And so it was that whilst shaving this morning my friend drifted across my consciousness, along with the realisation that we’d not touched base for several weeks. As I scraped away at the haggard visage that is my morning (morning? Who am I kidding? All times share equally in this dreary attribute) face I also reflected that on this occasion the culprit was not me. This is, I suspect, another mostly male notion, but I tend to run all my communications as if they were conducted on short-wave radio. Once I’ve said, “Over, Roger”, my responsibilities are discharged until the other party responds. I mean, for me to initiate contact again might look like harassment, surely. The only exception that can be made is if the re-initiated contact is dripping with irony and humour, and thus can insulate me from any suggestion that I might be feeling needy or any of that other emotional guff. So between razor strokes and vigorous rinsing of the blade – there is no electric razor permitted in my house – I began to construct the text that I would send later in the day. It was to be full of “if you’re still alive”s and “not sure if you’ll remember me”s and other indicators that this was a merely casual and light-hearted prompt fully free of any taint of hurt or regret. My friend was supposed to feel guilty, but also to know that it really didn’t matter to me at all and I wasn’t in any sense pining for her electronic touch. Actually, I’d missed her quite badly, but I could see no benefit whatever in letting her know the fact.

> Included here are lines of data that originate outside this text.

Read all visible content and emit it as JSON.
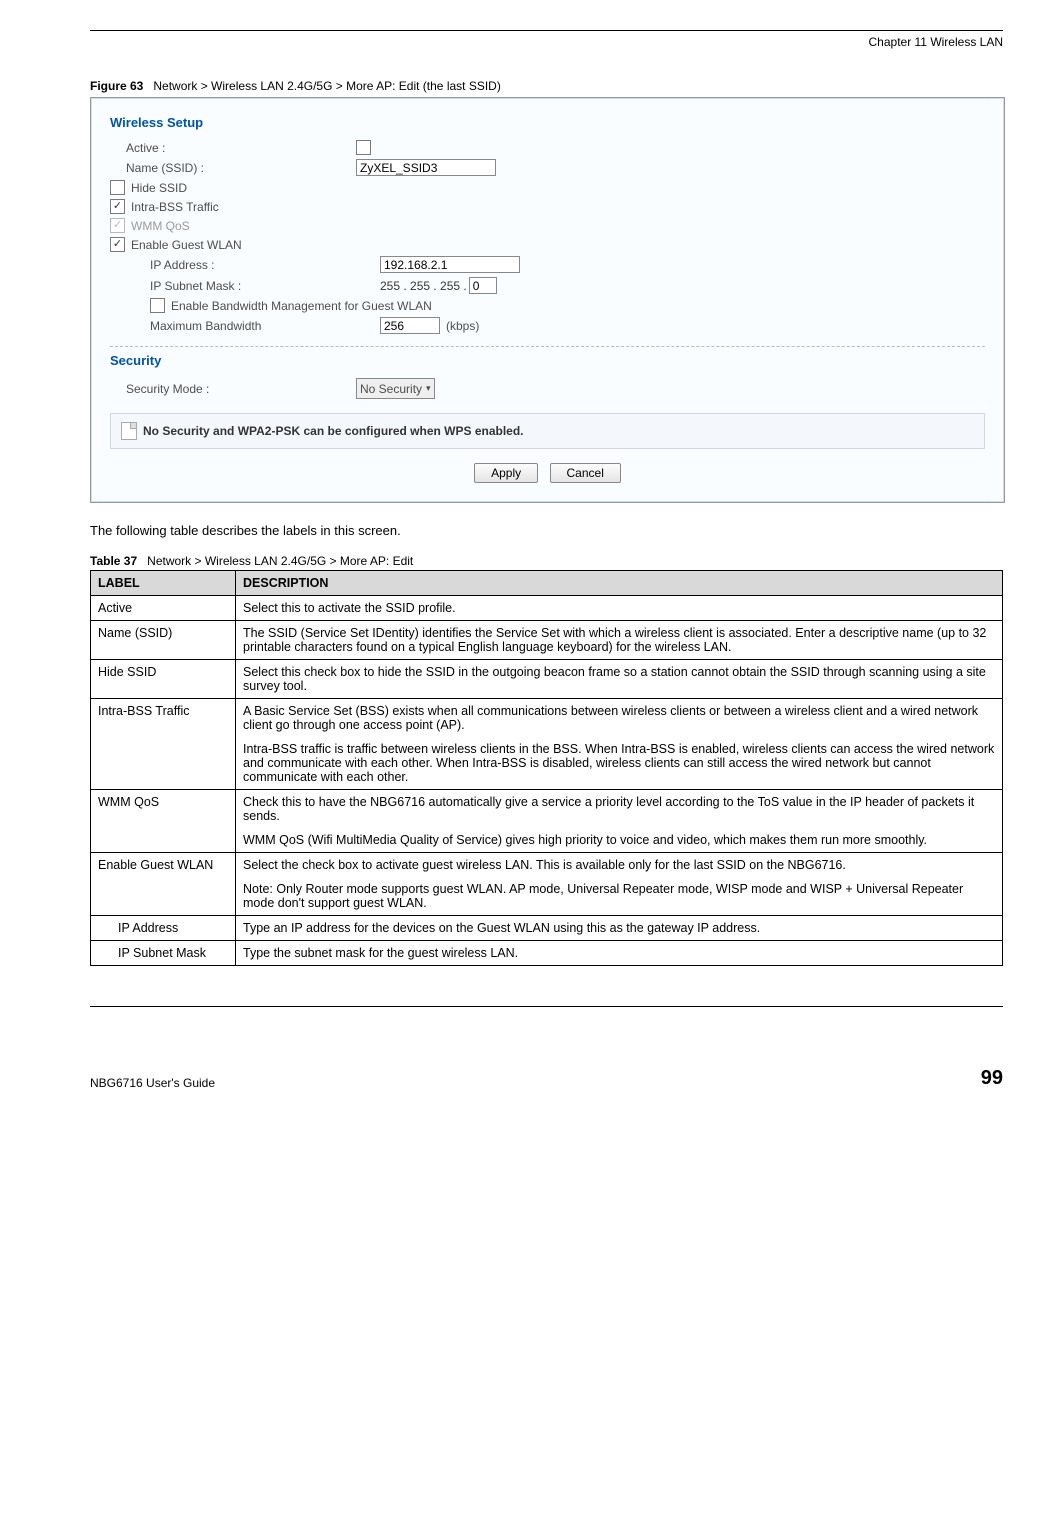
{
  "header": {
    "chapter": "Chapter 11 Wireless LAN"
  },
  "figure": {
    "label": "Figure 63",
    "caption": "Network > Wireless LAN 2.4G/5G > More AP: Edit (the last SSID)"
  },
  "screenshot": {
    "wireless_setup_title": "Wireless Setup",
    "active_label": "Active :",
    "name_label": "Name (SSID) :",
    "name_value": "ZyXEL_SSID3",
    "hide_ssid_label": "Hide SSID",
    "intra_bss_label": "Intra-BSS Traffic",
    "wmm_label": "WMM QoS",
    "enable_guest_label": "Enable Guest WLAN",
    "ip_address_label": "IP Address :",
    "ip_address_value": "192.168.2.1",
    "subnet_label": "IP Subnet Mask :",
    "subnet_prefix": "255 . 255 . 255 .",
    "subnet_last": "0",
    "bwm_label": "Enable Bandwidth Management for Guest WLAN",
    "max_bw_label": "Maximum Bandwidth",
    "max_bw_value": "256",
    "max_bw_unit": "(kbps)",
    "security_title": "Security",
    "security_mode_label": "Security Mode :",
    "security_mode_value": "No Security",
    "note_text": "No Security and WPA2-PSK can be configured when WPS enabled.",
    "apply_label": "Apply",
    "cancel_label": "Cancel"
  },
  "body_text": "The following table describes the labels in this screen.",
  "table": {
    "label": "Table 37",
    "caption": "Network > Wireless LAN 2.4G/5G > More AP: Edit",
    "header_label": "LABEL",
    "header_desc": "DESCRIPTION",
    "rows": [
      {
        "label": "Active",
        "desc": "Select this to activate the SSID profile."
      },
      {
        "label": "Name (SSID)",
        "desc": "The SSID (Service Set IDentity) identifies the Service Set with which a wireless client is associated. Enter a descriptive name (up to 32 printable characters found on a typical English language keyboard) for the wireless LAN."
      },
      {
        "label": "Hide SSID",
        "desc": "Select this check box to hide the SSID in the outgoing beacon frame so a station cannot obtain the SSID through scanning using a site survey tool."
      },
      {
        "label": "Intra-BSS Traffic",
        "desc1": "A Basic Service Set (BSS) exists when all communications between wireless clients or between a wireless client and a wired network client go through one access point (AP).",
        "desc2": "Intra-BSS traffic is traffic between wireless clients in the BSS. When Intra-BSS is enabled, wireless clients can access the wired network and communicate with each other. When Intra-BSS is disabled, wireless clients can still access the wired network but cannot communicate with each other."
      },
      {
        "label": "WMM QoS",
        "desc1": "Check this to have the NBG6716 automatically give a service a priority level according to the ToS value in the IP header of packets it sends.",
        "desc2": "WMM QoS (Wifi MultiMedia Quality of Service) gives high priority to voice and video, which makes them run more smoothly."
      },
      {
        "label": "Enable Guest WLAN",
        "desc1": "Select the check box to activate guest wireless LAN. This is available only for the last SSID on the NBG6716.",
        "desc2": "Note: Only Router mode supports guest WLAN. AP mode, Universal Repeater mode, WISP mode and WISP + Universal Repeater mode don't support guest WLAN."
      },
      {
        "label": "IP Address",
        "sub": true,
        "desc": "Type an IP address for the devices on the Guest WLAN using this as the gateway IP address."
      },
      {
        "label": "IP Subnet Mask",
        "sub": true,
        "desc": "Type the subnet mask for the guest wireless LAN."
      }
    ]
  },
  "footer": {
    "guide": "NBG6716 User's Guide",
    "page": "99"
  }
}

At that very moment, the irritating chimes of my text-received indicator went off in the living room. It was a cheery “long time baby!!” from none other than the friend we’ve been discussing. Of course, all you hard-bitten scientists and high-minded sceptics will even now be marshalling your arguments in anticipatory refutation of even a scintilla of a suggestion that there might be anything happening here beyond the mighty and dispassionate hand of cold coincidence. And I know you’re right. I know all about the arguments that crush any possibility of romantic fantasy by reminding me curtly that for all those times I’ve thought about my friend and no sudden text has been received I’ve never felt it necessary to comment on the event. The dog didn’t bark, and that’s that. So what that it now appears to be yapping like an especially annoying Pekingese?
Well, actually, I don’t give a toss. Life is entirely meaningless unless we construct a meaning for it. If you want to live in the arid conviction that nothing can be significant in your life unless it can be tested in a conveniently situated Large Hadron Collider, then be my guest. I’m thrilled that my friend has contacted me, and the delicious coincidence of that contact being made at the moment that she was also in my thoughts adds to my pleasure, and heightens its apparent significance. Yes, I have selected this event, and yes, I am giving it my attention. It pleases me to do so. And anyway, where’s the proof that there isn’t something else going on here?